The Boston Police Department says they have almost completed their internal investigation of a brutality case that happened nearly six years ago at a Boston bar, despite never collecting crucial video evidence.
Tuesday will mark six years from the date that Jacob Carnelli was attacked, which is the statute of limitations for assault and battery, making a false police report, and most other crimes in Massachusetts, which means it’s almost certain Boston police officer Adarbaad Karani will not face any criminal charges as a result of his actions.
Lieutenant Detective Michael McCarthy, the department’s spokesman, said that the department has nearly completed their internal affairs investigation of the incident.
In response to a public records request, McCarthy also stated that the department doesn’t have the surveillance video depicting Carnelli being attacked.
McCarthy would not comment on why the department planned to close the investigation without the video or why it would not be closed until after the statute of limitations was set to expire.
“The internal investigation is still open. As such we cannot comment,” he said.
We reached out to the Suffolk County District Attorney’s Office and Massachusetts Attorney General’s Office, but neither have responded.
When Carnelli Met Karani
On June 9, 2009, Boston police officer Karani and bouncers at the Revolution Rock Bar were caught on video attacking Carnelli, causing severe injuries that included a broken jaw and multiple concussions.
Carnelli, who was very intoxicated that night, was removed from the bar by bouncers, but later returned to retrieve his credit card which he had left behind.
The police report states that Karani told other officers who arrived on the scene that Carnelli shoved him in an attempt to get back into the bar, but then “ran away and ran from the officer and left the area without further incident.”
The police report also cites bar employees who claimed that Carnelli “fell to the ground several times and that at no time did anyone strike him” as an explanation for his injuries.
But surveillance video from bar obtained by Fox 25 shows Carnelli standing in the doorway, talking with Karani and bouncers. Video doesn’t lie, but the Boston police do.
Carnelli never pushed Karani.
Eventually, Karani and the bouncers dragged Carnelli outside the bar and threw him to the ground. Karani climbed on top of Carnelli, forcing his knee into the man’s back.
Carnelli was charged with assault and battery on a police officer, but the charge was later dismissed by a judge.

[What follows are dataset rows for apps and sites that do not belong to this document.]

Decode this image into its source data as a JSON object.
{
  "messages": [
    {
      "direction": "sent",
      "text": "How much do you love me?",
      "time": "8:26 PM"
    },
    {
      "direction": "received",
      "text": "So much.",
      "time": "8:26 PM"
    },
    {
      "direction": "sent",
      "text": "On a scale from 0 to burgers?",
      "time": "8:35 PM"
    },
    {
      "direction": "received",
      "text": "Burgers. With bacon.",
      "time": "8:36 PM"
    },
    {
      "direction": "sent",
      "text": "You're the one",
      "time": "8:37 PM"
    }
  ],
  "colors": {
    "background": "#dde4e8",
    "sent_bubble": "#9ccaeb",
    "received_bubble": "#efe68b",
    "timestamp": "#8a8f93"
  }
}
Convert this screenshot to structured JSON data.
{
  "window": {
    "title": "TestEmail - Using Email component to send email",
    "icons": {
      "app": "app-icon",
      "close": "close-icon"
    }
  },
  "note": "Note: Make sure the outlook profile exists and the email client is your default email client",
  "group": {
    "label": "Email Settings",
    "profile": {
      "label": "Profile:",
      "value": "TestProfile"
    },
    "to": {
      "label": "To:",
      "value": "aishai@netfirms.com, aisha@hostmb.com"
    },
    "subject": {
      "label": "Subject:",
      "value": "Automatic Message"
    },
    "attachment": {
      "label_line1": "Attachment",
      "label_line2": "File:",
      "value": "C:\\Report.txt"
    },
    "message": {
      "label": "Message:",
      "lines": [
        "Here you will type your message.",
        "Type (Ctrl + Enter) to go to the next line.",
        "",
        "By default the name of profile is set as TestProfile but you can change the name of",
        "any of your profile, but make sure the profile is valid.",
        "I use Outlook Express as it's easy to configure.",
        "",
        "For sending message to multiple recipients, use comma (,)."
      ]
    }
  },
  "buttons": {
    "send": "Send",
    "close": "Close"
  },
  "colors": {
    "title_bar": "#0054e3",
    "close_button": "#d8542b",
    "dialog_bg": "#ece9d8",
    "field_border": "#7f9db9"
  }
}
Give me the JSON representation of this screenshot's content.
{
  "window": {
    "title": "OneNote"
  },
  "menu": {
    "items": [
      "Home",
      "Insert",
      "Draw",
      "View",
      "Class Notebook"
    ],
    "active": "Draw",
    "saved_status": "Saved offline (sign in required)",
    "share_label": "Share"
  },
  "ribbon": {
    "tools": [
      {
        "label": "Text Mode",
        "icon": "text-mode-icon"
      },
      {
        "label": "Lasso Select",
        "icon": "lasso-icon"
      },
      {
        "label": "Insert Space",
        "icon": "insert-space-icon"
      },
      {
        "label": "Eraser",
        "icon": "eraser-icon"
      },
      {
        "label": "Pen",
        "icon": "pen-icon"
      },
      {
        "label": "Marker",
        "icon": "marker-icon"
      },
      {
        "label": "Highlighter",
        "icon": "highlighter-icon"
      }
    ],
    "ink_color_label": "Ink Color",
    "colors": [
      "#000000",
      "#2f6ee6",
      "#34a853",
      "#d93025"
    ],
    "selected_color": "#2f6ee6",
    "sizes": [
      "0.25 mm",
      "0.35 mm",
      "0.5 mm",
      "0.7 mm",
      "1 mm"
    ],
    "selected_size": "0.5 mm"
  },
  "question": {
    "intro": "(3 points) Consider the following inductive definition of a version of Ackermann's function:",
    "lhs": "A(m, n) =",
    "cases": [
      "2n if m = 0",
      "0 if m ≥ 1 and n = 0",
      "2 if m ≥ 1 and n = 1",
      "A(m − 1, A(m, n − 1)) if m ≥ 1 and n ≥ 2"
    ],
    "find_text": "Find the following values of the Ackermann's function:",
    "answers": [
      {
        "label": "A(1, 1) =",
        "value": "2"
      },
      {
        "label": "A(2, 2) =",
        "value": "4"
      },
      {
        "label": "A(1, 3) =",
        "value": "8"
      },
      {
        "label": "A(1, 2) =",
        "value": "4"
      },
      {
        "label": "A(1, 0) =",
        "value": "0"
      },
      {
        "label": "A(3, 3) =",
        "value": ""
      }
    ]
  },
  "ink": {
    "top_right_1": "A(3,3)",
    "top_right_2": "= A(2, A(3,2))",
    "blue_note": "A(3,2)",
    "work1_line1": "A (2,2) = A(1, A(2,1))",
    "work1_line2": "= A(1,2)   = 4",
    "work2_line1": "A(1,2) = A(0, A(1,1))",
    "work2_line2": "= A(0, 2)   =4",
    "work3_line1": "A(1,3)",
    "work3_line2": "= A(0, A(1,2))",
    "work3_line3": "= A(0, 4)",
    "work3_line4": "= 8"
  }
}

Last year, he received a $100,000 settlement from the bar and a $300,000 settlement from the city as part of a personal injury lawsuit.
Karani is still employed by the police department, where he took home $113,691.66 last year, according to The Boston Globe.
Tell these Law Enforcement officials your opinion of their internal affairs process:
Boston Police Department: (617) 343-4500
Suffolk County District Attorney: (617) 619-4000